Search for ways to deepen your knowledge within your chosen career field. Seek out and take part in local IT user groups to increase the size and breadth of your professional network. Listen to the experts and bring back ideas that will make your company stronger. Volunteer to lead a user group meeting— you will be amazed how quickly you will be identified as an “expert,” whether you see yourself as one or not.
 
The annual AIM | Infotec Conference is another opportunity that you shouldn’t miss. At a minimum, register to attend this two-day mecca of breakout sessions, inspiring keynotes, and exhibits of the industry’s most contemporary technology hardware. Consider submitting a proposal for a breakout session to showcase an innovative technique that your company has deployed. Spend time networking with the exhibitors that are displaying the latest products, some of which are not yet on the market. Best of all, brush up on your tech trivia and take part in the luncheon quiz bowl—it’s a blast!
 
Not every company has a formal career ladder established, but don’t let that stop you.

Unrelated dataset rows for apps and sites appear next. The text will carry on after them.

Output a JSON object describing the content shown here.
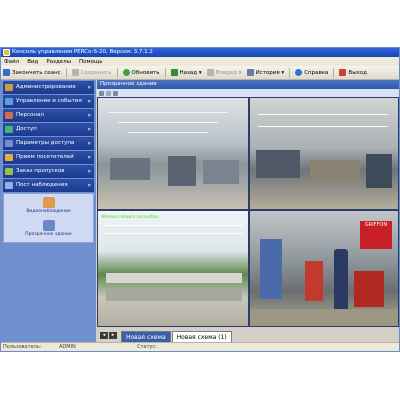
{
  "window": {
    "title": "Консоль управления PERCo-S-20, Версия: 3.7.1.2"
  },
  "menu": [
    "Файл",
    "Вид",
    "Разделы",
    "Помощь"
  ],
  "toolbar": {
    "finish_session": "Закончить сеанс",
    "save": "Сохранить",
    "refresh": "Обновить",
    "back": "Назад",
    "forward": "Вперед",
    "history": "История",
    "help": "Справка",
    "exit": "Выход"
  },
  "sidebar": {
    "items": [
      {
        "label": "Администрирование",
        "icon": "admin-icon",
        "color": "#c9a03a"
      },
      {
        "label": "Управление и события",
        "icon": "events-icon",
        "color": "#5aa0e0"
      },
      {
        "label": "Персонал",
        "icon": "personnel-icon",
        "color": "#d86a4a"
      },
      {
        "label": "Доступ",
        "icon": "access-icon",
        "color": "#4ab07a"
      },
      {
        "label": "Параметры доступа",
        "icon": "access-params-icon",
        "color": "#7a8ad8"
      },
      {
        "label": "Прием посетителей",
        "icon": "visitors-icon",
        "color": "#e0b040"
      },
      {
        "label": "Заказ пропусков",
        "icon": "pass-order-icon",
        "color": "#9ac04a"
      },
      {
        "label": "Пост наблюдения",
        "icon": "monitoring-post-icon",
        "color": "#8fb0e8"
      }
    ],
    "subitems": [
      {
        "label": "Видеонаблюдение",
        "icon": "video-surveillance-icon",
        "color": "#e09a50"
      },
      {
        "label": "Прозрачное здание",
        "icon": "transparent-building-icon",
        "color": "#6a88c8"
      }
    ]
  },
  "main": {
    "header": "Прозрачное здание",
    "camera_overlay": "Wireless network connection",
    "wall_banner": "GRIFFON",
    "tabs": [
      {
        "label": "Новая схема",
        "active": false
      },
      {
        "label": "Новая схема (1)",
        "active": true
      }
    ]
  },
  "statusbar": {
    "user_label": "Пользователь:",
    "user_value": "ADMIN",
    "status_label": "Статус:"
  },
  "colors": {
    "title_blue": "#1844b4",
    "sidebar_blue": "#6f8fce",
    "banner_red": "#c81e28"
  }
}
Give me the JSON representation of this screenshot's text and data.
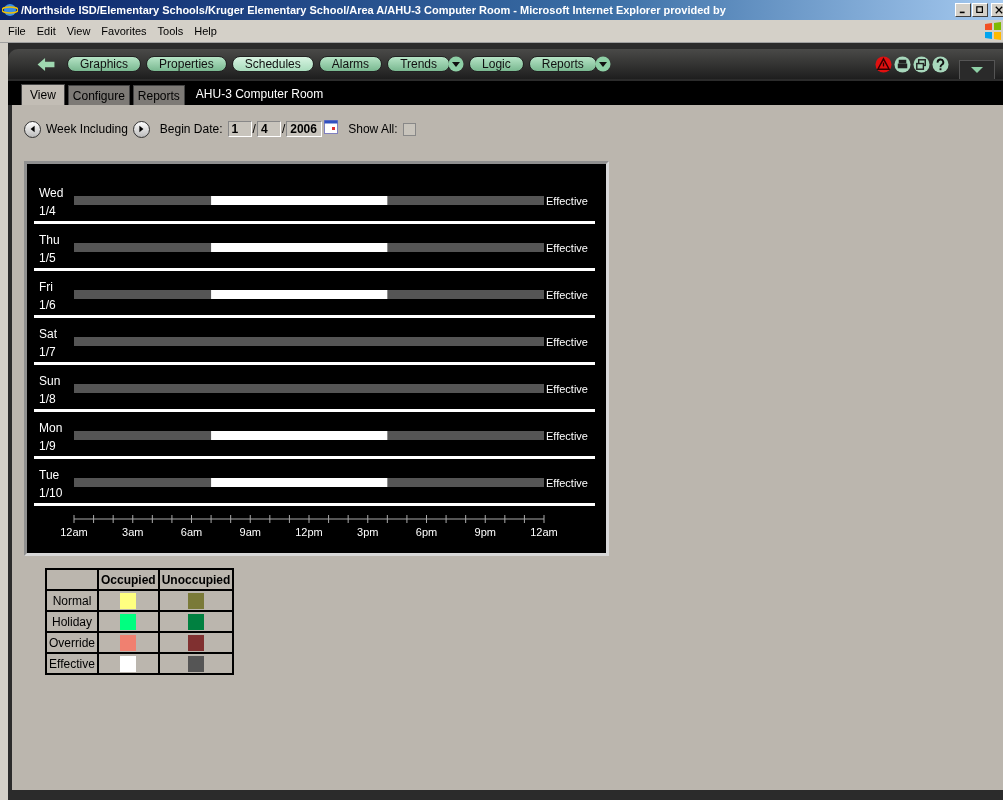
{
  "window": {
    "title": "/Northside ISD/Elementary Schools/Kruger Elementary School/Area A/AHU-3 Computer Room - Microsoft Internet Explorer provided by"
  },
  "menu": [
    "File",
    "Edit",
    "View",
    "Favorites",
    "Tools",
    "Help"
  ],
  "nav_buttons": [
    {
      "label": "Graphics",
      "selected": false,
      "dropdown": false
    },
    {
      "label": "Properties",
      "selected": false,
      "dropdown": false
    },
    {
      "label": "Schedules",
      "selected": true,
      "dropdown": false
    },
    {
      "label": "Alarms",
      "selected": false,
      "dropdown": false
    },
    {
      "label": "Trends",
      "selected": false,
      "dropdown": true
    },
    {
      "label": "Logic",
      "selected": false,
      "dropdown": false
    },
    {
      "label": "Reports",
      "selected": false,
      "dropdown": true
    }
  ],
  "tabs": [
    {
      "label": "View",
      "selected": true
    },
    {
      "label": "Configure",
      "selected": false
    },
    {
      "label": "Reports",
      "selected": false
    }
  ],
  "page_title": "AHU-3 Computer Room",
  "week": {
    "label": "Week Including",
    "begin_date_label": "Begin Date:",
    "month": "1",
    "day": "4",
    "year": "2006",
    "separator": "/",
    "show_all_label": "Show All:",
    "show_all_checked": false
  },
  "schedule": {
    "days": [
      {
        "day": "Wed",
        "date": "1/4",
        "status": "Effective",
        "occupied": true
      },
      {
        "day": "Thu",
        "date": "1/5",
        "status": "Effective",
        "occupied": true
      },
      {
        "day": "Fri",
        "date": "1/6",
        "status": "Effective",
        "occupied": true
      },
      {
        "day": "Sat",
        "date": "1/7",
        "status": "Effective",
        "occupied": false
      },
      {
        "day": "Sun",
        "date": "1/8",
        "status": "Effective",
        "occupied": false
      },
      {
        "day": "Mon",
        "date": "1/9",
        "status": "Effective",
        "occupied": true
      },
      {
        "day": "Tue",
        "date": "1/10",
        "status": "Effective",
        "occupied": true
      }
    ],
    "axis_labels": [
      "12am",
      "3am",
      "6am",
      "9am",
      "12pm",
      "3pm",
      "6pm",
      "9pm",
      "12am"
    ]
  },
  "legend": {
    "columns": [
      "Occupied",
      "Unoccupied"
    ],
    "rows": [
      {
        "label": "Normal",
        "occupied": {
          "color": "#ffff80"
        },
        "unoccupied": {
          "color": "#7a7a38"
        }
      },
      {
        "label": "Holiday",
        "occupied": {
          "color": "#00ff80"
        },
        "unoccupied": {
          "color": "#008040"
        }
      },
      {
        "label": "Override",
        "occupied": {
          "color": "#f08070"
        },
        "unoccupied": {
          "color": "#803030"
        }
      },
      {
        "label": "Effective",
        "occupied": {
          "color": "#ffffff"
        },
        "unoccupied": {
          "color": "#555555"
        }
      }
    ]
  }
}
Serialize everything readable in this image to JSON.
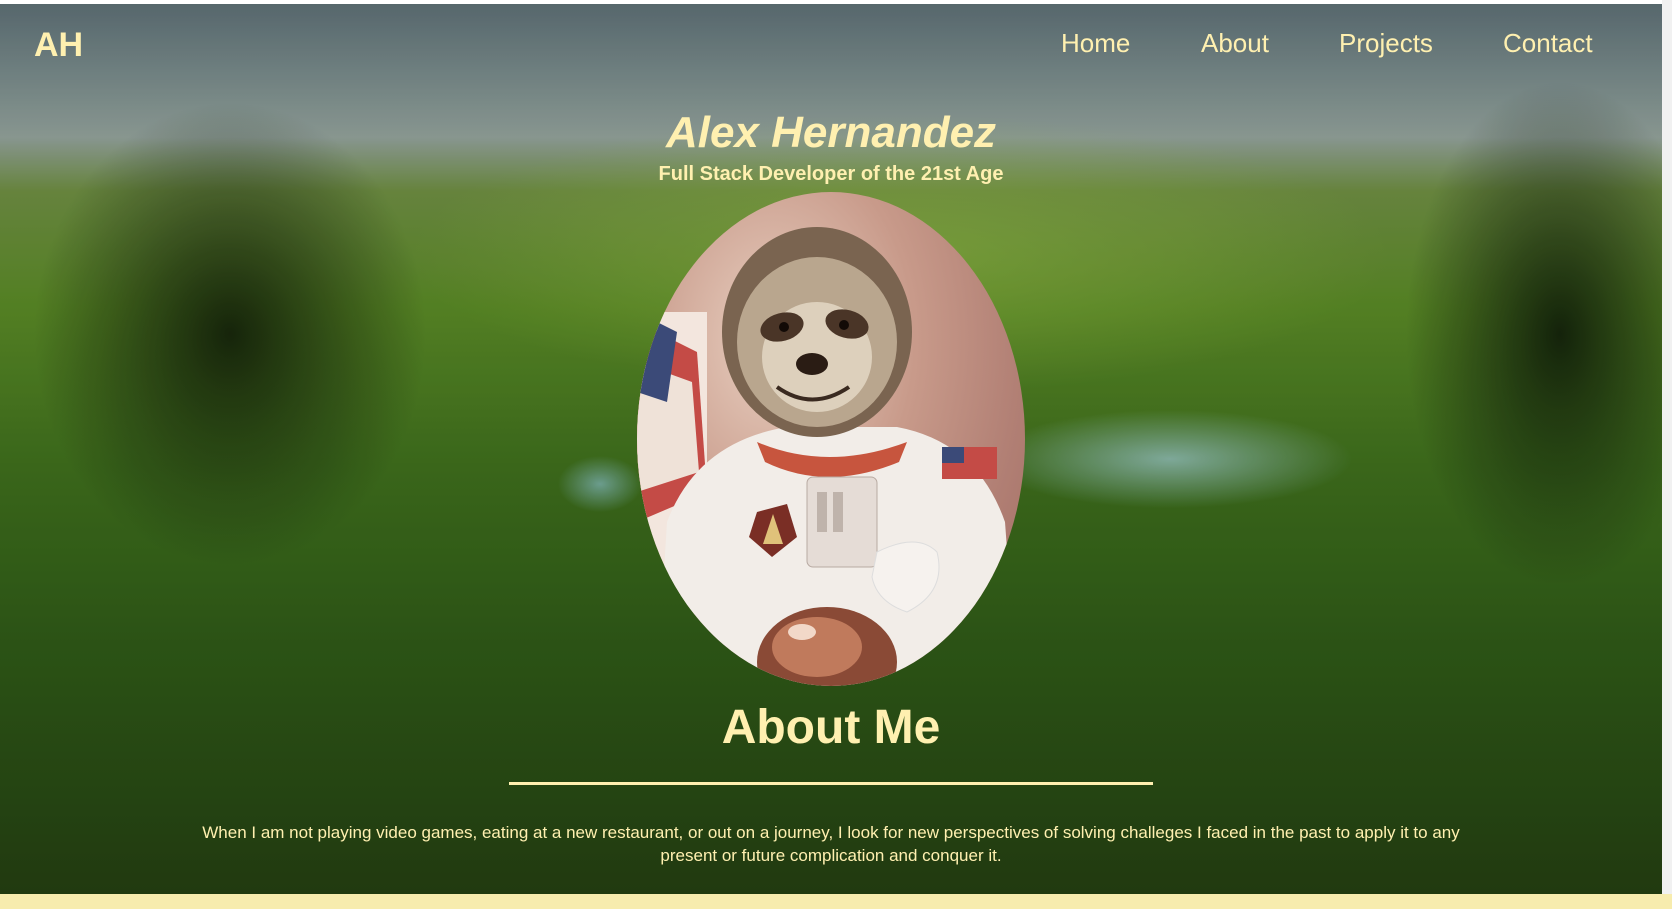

Ask your manager to help you create a long-term career advancement plan. If it involves formal education, inquire about corporate policies to help pay the tuition cost. Proactive companies will appreciate that you are looking for ways to add value to the organization. Consider applying to AIM’s IT Leadership Institute. Applications are taken every year in August, and approximately 35 individuals are selected to participate in the 9-month program that has been described as one of the best in the nation.
 
Finally, remember that a “job” and a “career” are two very different things. A career does not just happen by itself–it requires constant effort to keep it moving forward. Visit those other sites that have “jobs” in their name if you want, but look on AIM | Careerlink for events and opportunities that will help you turn your current job into a real career.